>>>>

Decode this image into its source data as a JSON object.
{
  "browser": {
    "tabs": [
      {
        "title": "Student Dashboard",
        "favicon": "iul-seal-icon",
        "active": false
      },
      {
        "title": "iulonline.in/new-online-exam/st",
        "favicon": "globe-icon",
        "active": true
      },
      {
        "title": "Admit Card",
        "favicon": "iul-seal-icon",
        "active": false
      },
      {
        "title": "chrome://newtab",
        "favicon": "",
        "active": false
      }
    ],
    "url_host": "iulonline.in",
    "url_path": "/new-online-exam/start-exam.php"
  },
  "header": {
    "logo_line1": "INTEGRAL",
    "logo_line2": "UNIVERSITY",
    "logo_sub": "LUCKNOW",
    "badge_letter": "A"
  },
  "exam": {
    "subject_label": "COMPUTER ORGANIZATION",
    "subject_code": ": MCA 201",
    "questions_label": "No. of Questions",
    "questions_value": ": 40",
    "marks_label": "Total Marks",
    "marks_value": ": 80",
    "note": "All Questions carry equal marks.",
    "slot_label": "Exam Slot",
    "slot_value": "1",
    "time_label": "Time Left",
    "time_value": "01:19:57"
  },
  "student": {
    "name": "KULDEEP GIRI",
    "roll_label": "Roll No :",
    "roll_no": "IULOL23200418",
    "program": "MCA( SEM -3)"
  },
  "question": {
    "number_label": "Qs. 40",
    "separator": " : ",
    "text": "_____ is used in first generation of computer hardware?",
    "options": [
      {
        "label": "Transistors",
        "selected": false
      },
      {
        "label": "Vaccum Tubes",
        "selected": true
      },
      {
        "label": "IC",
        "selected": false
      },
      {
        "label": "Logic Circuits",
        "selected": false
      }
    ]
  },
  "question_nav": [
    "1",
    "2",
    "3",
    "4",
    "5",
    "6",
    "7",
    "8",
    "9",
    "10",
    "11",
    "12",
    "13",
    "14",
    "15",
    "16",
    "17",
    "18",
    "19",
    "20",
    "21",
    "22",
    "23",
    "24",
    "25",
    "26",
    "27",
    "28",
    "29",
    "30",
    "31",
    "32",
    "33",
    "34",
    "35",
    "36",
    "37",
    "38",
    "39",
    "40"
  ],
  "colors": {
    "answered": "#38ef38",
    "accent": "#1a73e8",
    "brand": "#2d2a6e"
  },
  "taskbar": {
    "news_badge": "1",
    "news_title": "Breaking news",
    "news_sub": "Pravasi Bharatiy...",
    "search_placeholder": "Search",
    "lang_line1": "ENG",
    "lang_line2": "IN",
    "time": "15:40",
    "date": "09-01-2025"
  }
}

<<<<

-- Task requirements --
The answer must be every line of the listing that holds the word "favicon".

-- Exercise solution --
        "favicon": "iul-seal-icon",
        "favicon": "globe-icon",
        "favicon": "iul-seal-icon",
        "favicon": "",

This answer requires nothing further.